A year has passed since the murder of Tahir Elçi, a Kurdish lawyer, human rights activist and Chairman of Diyarbakir Bar Association, and the investigations have not yet led to any results. Elçi was killed on Nov. 28, 2015 in an armed clash between unidentified persons and police officers, as he spoke to reporters in the Sur district, the oldest part of Diyarbakir destroyed by the fightings between the Kurdistan Workers' Party (PKK ) and the security forces, which have had devastating effects on civilian population, villages and cities. Elçi was denouncing the damages to historical buildings and the violence on citizens, demanding an end to the fightings.
The investigation at the crime scene had been impeded by the continuing armed attacks and was completed only four months later, in March. Besides, the investigating prosecutor of Elçi case has been changed three times as part of the reshuffle ordered by the government in the judiciary following the failed coup in July 2015. “On November, the prosecutor was reassigned. We met with the newly-assigned prosecutor, who also said that he has to examine the file", Diyarbakir Bar Association Chairman Ahmet Özmen told to Turkish-Armenian weekly newspaper Agos. "We provided the security footage of a restaurant near the crime scene. It has been a year since we have given this evidence, but they still haven't done anything about it. This alone reveals the fact that there is no effective and fast investigation process.”
Agos, founded by Hrant Dink, the Turkish journalist of Armenian origin killed in January 2007, has highlighted the demand for justice launched by the Friends of Hrant, the organization founded by Dink friends and followers, who gathered outside the court house in Istanbul for a hearing of Dink murder case. "The first step in the investigation on Dink murder was taken nine years after the murder.

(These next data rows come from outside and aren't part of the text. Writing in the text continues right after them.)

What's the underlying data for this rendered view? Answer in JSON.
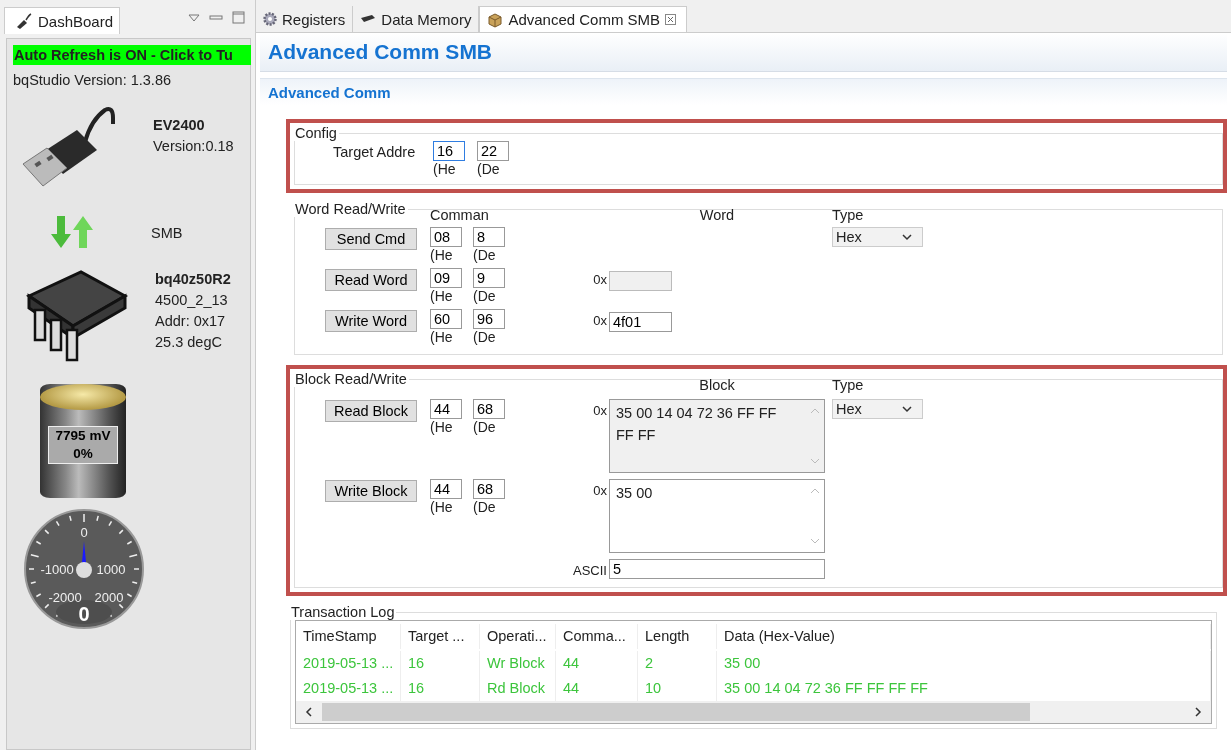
{
  "dashboard": {
    "tab": "DashBoard",
    "auto_refresh": "Auto Refresh is ON - Click to Tu",
    "version_label": "bqStudio Version:",
    "version": "1.3.86",
    "adapter": {
      "name": "EV2400",
      "version": "Version:0.18"
    },
    "bus": "SMB",
    "device": {
      "name": "bq40z50R2",
      "lines": [
        "4500_2_13",
        "Addr: 0x17",
        "25.3 degC"
      ]
    },
    "battery": {
      "voltage": "7795 mV",
      "charge": "0%"
    },
    "gauge": {
      "labels": [
        "0",
        "-1000",
        "1000",
        "-2000",
        "2000"
      ],
      "reading": "0"
    }
  },
  "tabs": [
    {
      "label": "Registers",
      "kind": "gear",
      "selected": false,
      "closable": false
    },
    {
      "label": "Data Memory",
      "kind": "memory",
      "selected": false,
      "closable": false
    },
    {
      "label": "Advanced Comm SMB",
      "kind": "package",
      "selected": true,
      "closable": true
    }
  ],
  "page_title": "Advanced Comm SMB",
  "section_title": "Advanced Comm",
  "config": {
    "legend": "Config",
    "highlighted": true,
    "label": "Target Addre",
    "hex": "16",
    "dec": "22",
    "hex_caption": "(He",
    "dec_caption": "(De",
    "focused": true
  },
  "word": {
    "legend": "Word Read/Write",
    "highlighted": false,
    "headers": {
      "command": "Comman",
      "data": "Word",
      "type": "Type"
    },
    "type_value": "Hex",
    "rows": [
      {
        "kind": "command",
        "button": "Send Cmd",
        "hex": "08",
        "dec": "8",
        "hex_caption": "(He",
        "dec_caption": "(De"
      },
      {
        "kind": "read",
        "button": "Read Word",
        "hex": "09",
        "dec": "9",
        "hex_caption": "(He",
        "dec_caption": "(De",
        "prefix": "0x",
        "value": ""
      },
      {
        "kind": "write",
        "button": "Write Word",
        "hex": "60",
        "dec": "96",
        "hex_caption": "(He",
        "dec_caption": "(De",
        "prefix": "0x",
        "value": "4f01"
      }
    ]
  },
  "block": {
    "legend": "Block Read/Write",
    "highlighted": true,
    "headers": {
      "data": "Block",
      "type": "Type"
    },
    "type_value": "Hex",
    "rows": [
      {
        "kind": "read",
        "button": "Read Block",
        "hex": "44",
        "dec": "68",
        "hex_caption": "(He",
        "dec_caption": "(De",
        "prefix": "0x",
        "value": "35 00 14 04 72 36 FF FF FF FF"
      },
      {
        "kind": "write",
        "button": "Write Block",
        "hex": "44",
        "dec": "68",
        "hex_caption": "(He",
        "dec_caption": "(De",
        "prefix": "0x",
        "value": "35 00"
      }
    ],
    "ascii_label": "ASCII",
    "ascii_value": "5"
  },
  "log": {
    "legend": "Transaction Log",
    "columns": [
      "TimeStamp",
      "Target ...",
      "Operati...",
      "Comma...",
      "Length",
      "Data (Hex-Value)"
    ],
    "rows": [
      [
        "2019-05-13 ...",
        "16",
        "Wr Block",
        "44",
        "2",
        "35 00"
      ],
      [
        "2019-05-13 ...",
        "16",
        "Rd Block",
        "44",
        "10",
        "35 00 14 04 72 36 FF FF FF FF"
      ]
    ]
  }
}
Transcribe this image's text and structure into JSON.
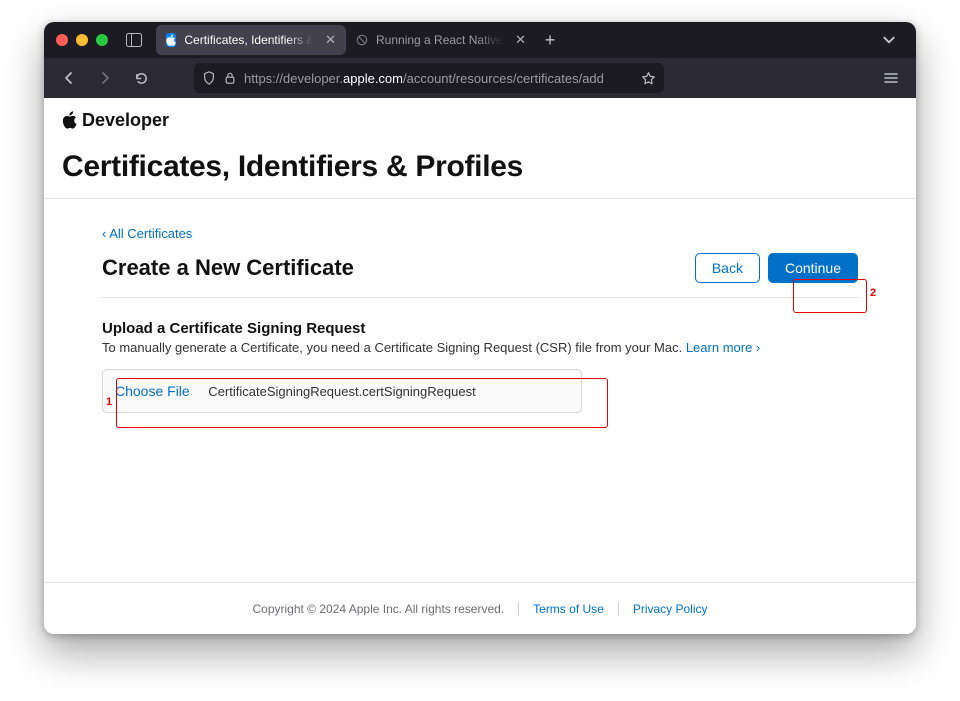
{
  "browser": {
    "tabs": [
      {
        "label": "Certificates, Identifiers & Profiles",
        "active": true
      },
      {
        "label": "Running a React Native App on",
        "active": false
      }
    ],
    "url": {
      "prefix": "https://developer.",
      "host": "apple.com",
      "path": "/account/resources/certificates/add"
    }
  },
  "page": {
    "brand": "Developer",
    "hero_title": "Certificates, Identifiers & Profiles",
    "back_link": "‹ All Certificates",
    "subtitle": "Create a New Certificate",
    "buttons": {
      "back": "Back",
      "continue": "Continue"
    },
    "section_heading": "Upload a Certificate Signing Request",
    "section_text": "To manually generate a Certificate, you need a Certificate Signing Request (CSR) file from your Mac. ",
    "learn_more": "Learn more ›",
    "choose_file_label": "Choose File",
    "selected_file": "CertificateSigningRequest.certSigningRequest"
  },
  "annotations": {
    "step1": "1",
    "step2": "2"
  },
  "footer": {
    "copyright": "Copyright © 2024 Apple Inc. All rights reserved.",
    "terms": "Terms of Use",
    "privacy": "Privacy Policy"
  }
}
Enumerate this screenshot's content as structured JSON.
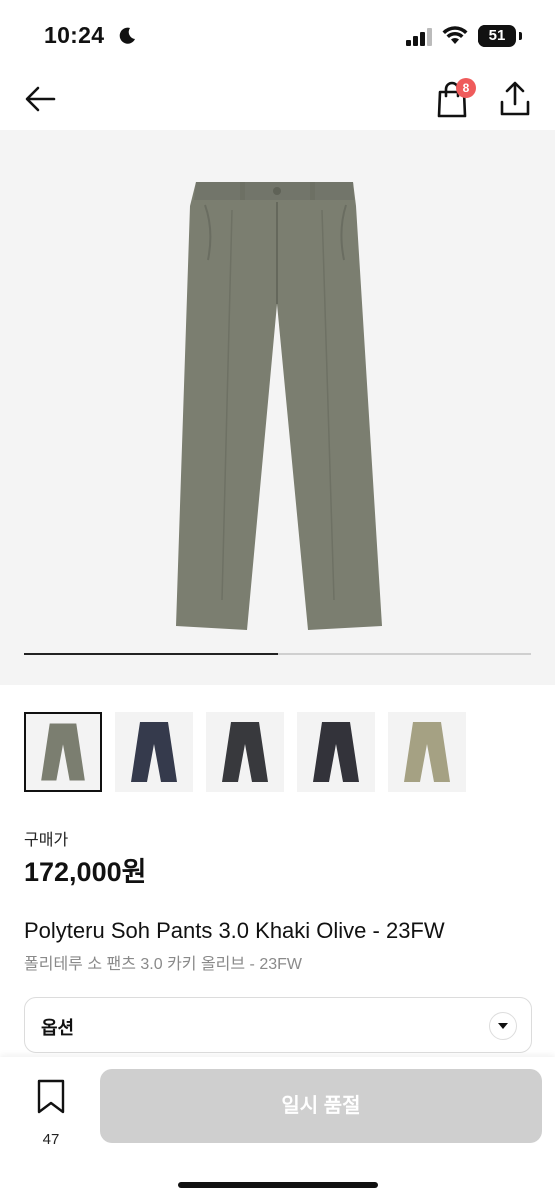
{
  "status_bar": {
    "time": "10:24",
    "battery": "51",
    "battery_percent": 51,
    "icons": [
      "moon-icon",
      "signal-icon",
      "wifi-icon",
      "battery-icon"
    ]
  },
  "nav": {
    "back_icon": "arrow-left-icon",
    "cart_icon": "shopping-bag-icon",
    "cart_badge": "8",
    "share_icon": "share-upload-icon"
  },
  "gallery": {
    "progress_fraction": 0.5,
    "thumbnails": [
      {
        "color_name": "khaki-olive",
        "color": "#7b7e70",
        "selected": true
      },
      {
        "color_name": "navy",
        "color": "#353a4c",
        "selected": false
      },
      {
        "color_name": "charcoal",
        "color": "#38393d",
        "selected": false
      },
      {
        "color_name": "black-navy",
        "color": "#33333a",
        "selected": false
      },
      {
        "color_name": "beige-khaki",
        "color": "#a5a183",
        "selected": false
      }
    ]
  },
  "colors": {
    "product_main": "#7b7e70",
    "badge": "#ef5b5b",
    "disabled_button": "#cfcfcf"
  },
  "price": {
    "label": "구매가",
    "value": "172,000원"
  },
  "product": {
    "title_en": "Polyteru Soh Pants 3.0 Khaki Olive - 23FW",
    "title_ko": "폴리테루 소 팬츠 3.0 카키 올리브 - 23FW"
  },
  "options": {
    "label": "옵션",
    "chevron_icon": "chevron-down-icon"
  },
  "bottom": {
    "bookmark_icon": "bookmark-icon",
    "bookmark_count": "47",
    "button_label": "일시 품절"
  }
}
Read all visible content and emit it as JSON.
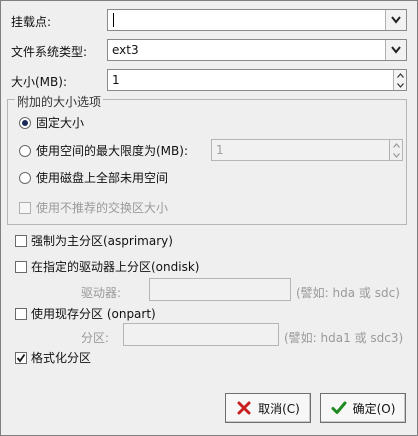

We shouldn't let something like this happen in investigation on Tahir Elçi murder," Friends of Hrant told in a statement, pointing out "the many similarities between the murders of these two peace envoys" and adding that "the State has been trying to conceal both of these murders."
Elçi had distinguished himself in the defense of the tortured detainees and victims of enforced disappearances, cooperating with international organizations and taking cases to the European Court of Human Rights. He was also among the founding members of Amnesty International in Turkey. Ten thousands people attended his funeral with his family members, representatives of all associations of lawyers in Turkey, rights activists and political organizations.
After his death the situation in the Kurdish provinces has worsened because of the crackdown launched by the Turkish government in the aftermath of the failed coup, which has been extended throughout the country in order to eliminate the alleged coup plotters and silence the opposition. A situation denounced by Brando Benifei, MEP of the Party of European Socialists (PES), after a mission in Turkey with other party members to bring solidarity to Selahattin Demirtaş, Co-Leader of the left-wing pro-Kurdish Peoples' Democratic Party (HDP), and to other parliamentarians jailed by Erdogan.
"Europe, while not closing the door completely, can no longer stand idly by while a so geographically close government puts in prison the members of its own Parliament, dozens of journalists, opposition politicians, judges, mayors, not to mention the armed conflict in the Kurd Southeast, we have almost ignored" said Benifei to Eunews. The PES delegation was not allowed to meet Demirtaş, but managed to visit Cumhuriyet independent daily, whose editor-in-chief was arrested in late October, while the former chief editor was sentenced to over 5 years in prison for an article on arms trafficking between the Intelligence and the ISIS. "Being present on site has allowed us to show to the HDP detainee leaders and deputies that they are not forgotten and that Europe looks at what is happening in Turkey with great attention and concern," Benifei said.